The risk of early-stage investing in life sciences companies might be overstated, at least for those firms that have a strong model and work within a dynamic community of scientific and medical visionaries.
Polaris Partners’ Avila Therapeutics provides another example where the model for pursuing important, innovative drugs works. This morning it was announced that global biotechnology cancer therapeutics powerhouse Celgene will acquire five-year-old Avila for $350 million in cash plus an additional $575 million in potential regulatory and development milestone payments.
Avila is one of eight Polaris life science companies in the last three years that has moved to acquisition or achieved a successful initial public offering. Polaris was an early Series-A investor in each. Today, the total present value of these deals is over $3 billion, including acquisition dollars and the current trading value of common stock.
One common thread that binds each of these companies was their compelling scientific foundation and transformative potential for treating disease.
In our model, these areas are essential and go hand-in-hand with strong teams. In the case of Avila, we were fortunate to back a truly unique team of repeat entrepreneurs, led by our CEO Katrine Bosley and our Chairman Dan Lynch. Avila CEO Katrine Bosley and Avila VP of Business Development Nagesh Mahanthapa, one of the company’s first full-time employees, were backed by Polaris in prior companies (Adnexus Therapeutics and Alnylam Pharmaceuticals, respectively).
Countering the Counter-Intuitive
Like many of the best early-stage life science companies, Avila’s vision and technology ran counter to industry dogma at its inception.

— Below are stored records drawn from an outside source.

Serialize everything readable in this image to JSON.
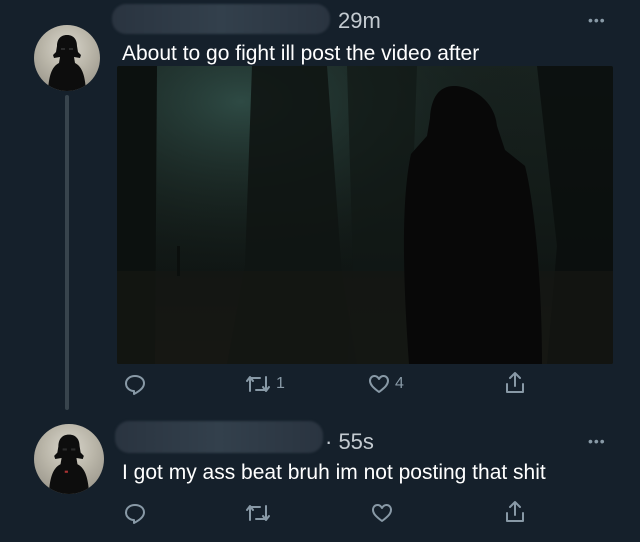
{
  "tweets": [
    {
      "time": "29m",
      "text": "About to go fight ill post the video after",
      "actions": {
        "reply": "",
        "retweet": "1",
        "like": "4",
        "share": ""
      }
    },
    {
      "time": "· 55s",
      "text": "I got my ass beat bruh im not posting that shit",
      "actions": {
        "reply": "",
        "retweet": "",
        "like": "",
        "share": ""
      }
    }
  ],
  "menu_icon": "more-dots-icon",
  "colors": {
    "background": "#15202b",
    "icon": "#8899a6",
    "thread_line": "#38444d",
    "text": "#ffffff"
  }
}
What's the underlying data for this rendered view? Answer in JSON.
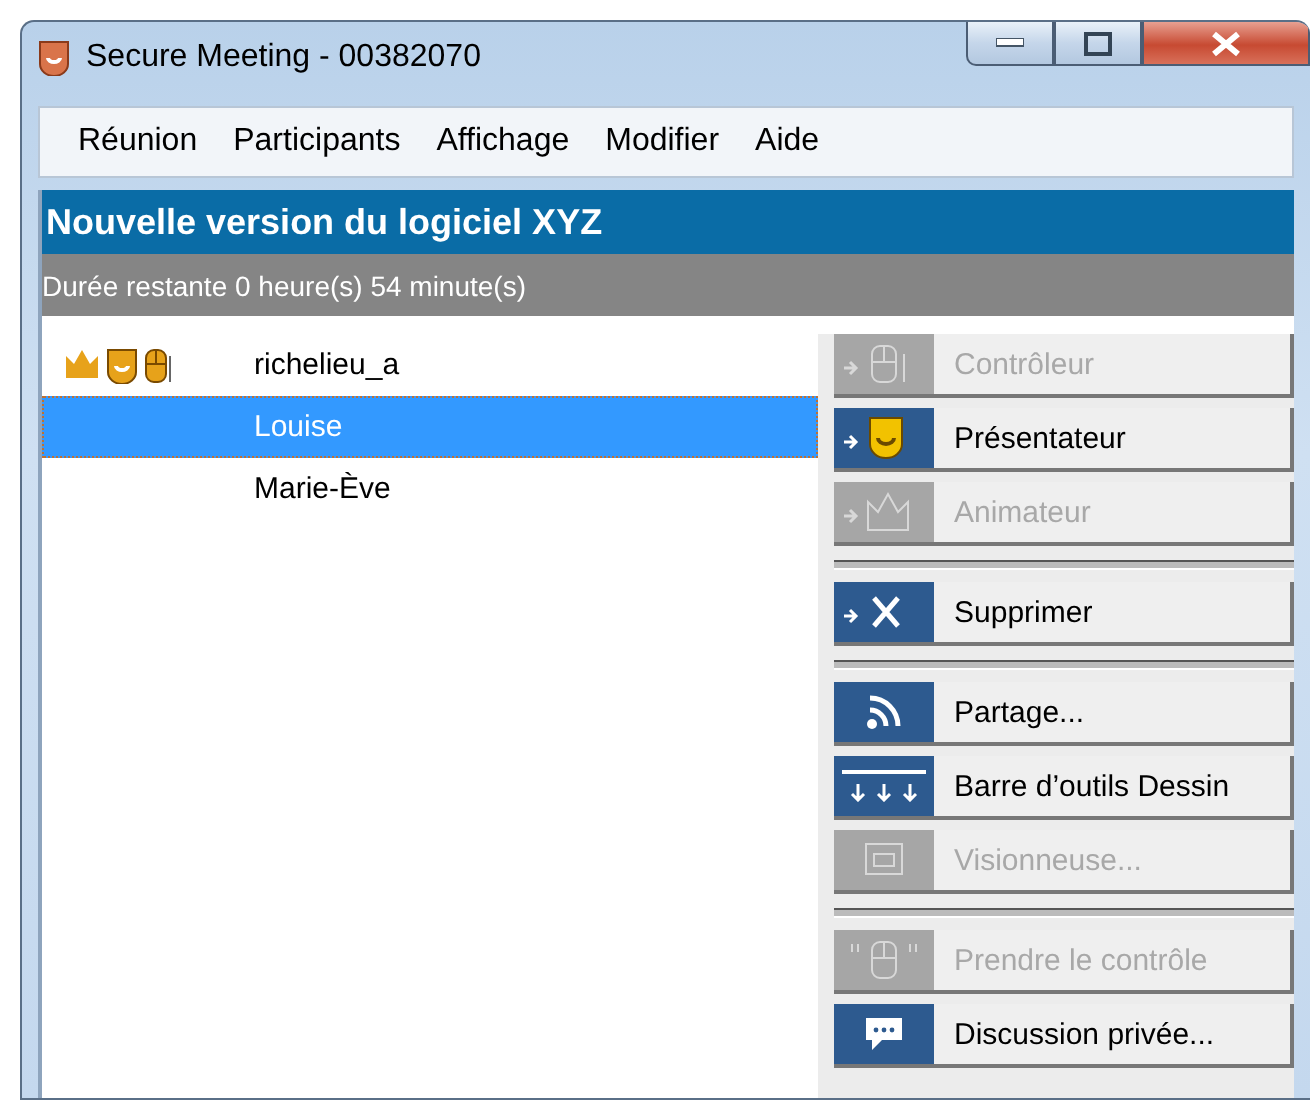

The company’s founder Juswinder “Jus” Singh, a computational chemist formerly of Biogen Idec, had a unique idea: develop a broad class of oral small molecule drugs that form covalent bonds with proteins—connections so strong that they can essentially silence harmful proteins until they are degraded. The proposed model, however, had a number of skeptics. While many of the top selling drugs on the market formed covalent bonds with their targets, the irreversible interactions were serendipitously discovered after the fact. Ironically, no one in industry had thought to develop a platform for discovering “covalent drugs”, believing the approach to be too risky.
Jus Singh and his co-founder Roy Lobb, also a Biogen Idec alum, ultimately found sympathetic ears amongst venture capital investors, partnering with Mike Bigham at Abingworth to craft a plan for a startup based on Jus’s ideas. The company was supported by a strong syndicate, including PVP, Abingworth and strong partners Advent Venture Partners, Atlas Venture, and Novartis Option Fund. With $51 million in equity capital, Avila went to work to efficiently meet scientific milestones and build partnerships. By the end of 2011, the company had advanced three development candidates and formed relationships with Sanofi, Clovis Oncology, and Novartis with potential value across deals of $1.5 billion.

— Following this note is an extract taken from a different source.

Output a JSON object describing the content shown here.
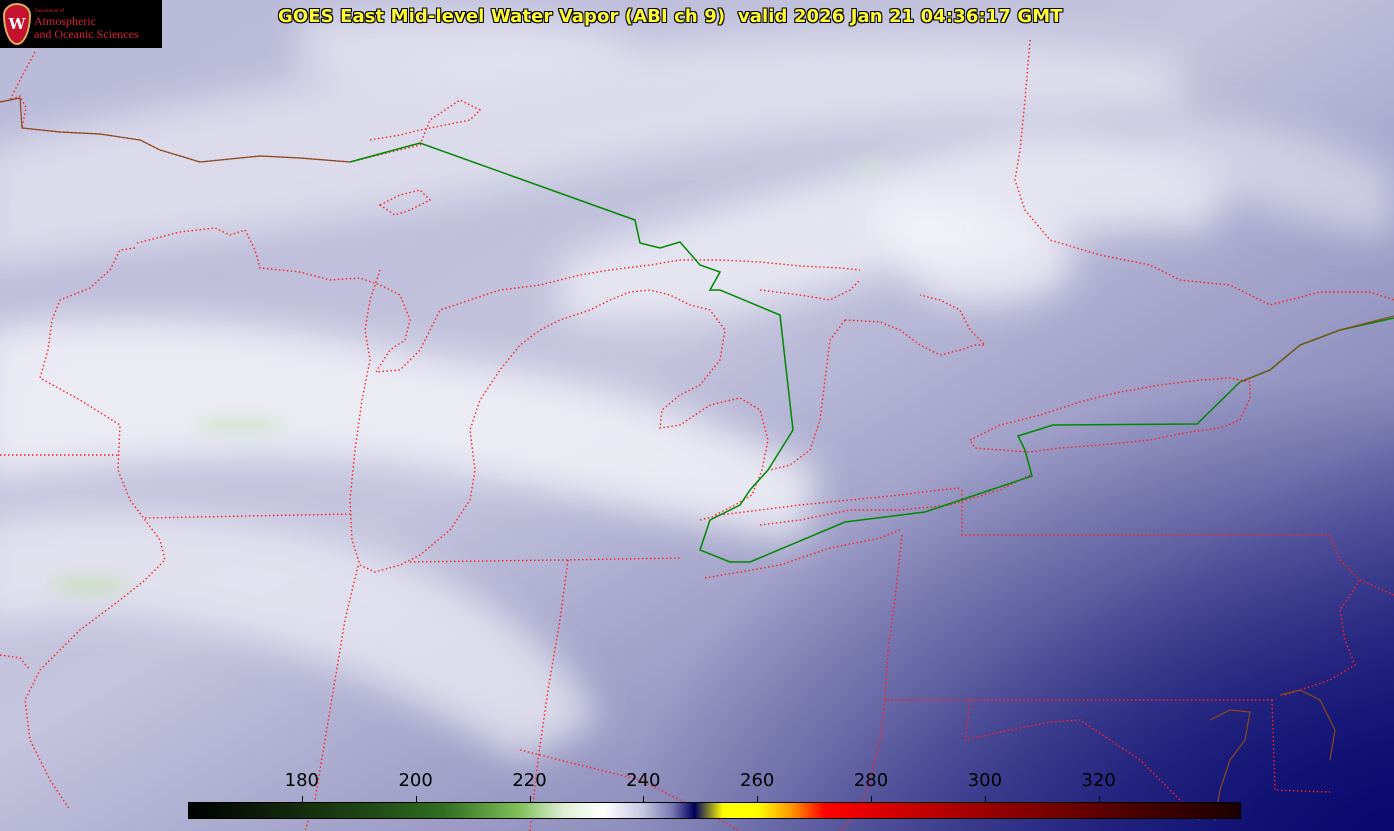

Katrine and the company’s dynamic employees took covalent bond research and development where no one else had previously. The team’s achievements are doubly remarkable when considering the short time and limited resources they consumed to get to this stage.
Avila’s joining with Celgene is a great fit for both companies. The combination of two great companies and their research and development teams will accelerate the advancement of more innovative medicines. At the end of the day, getting better medicines to patients faster is what we are all trying to achieve.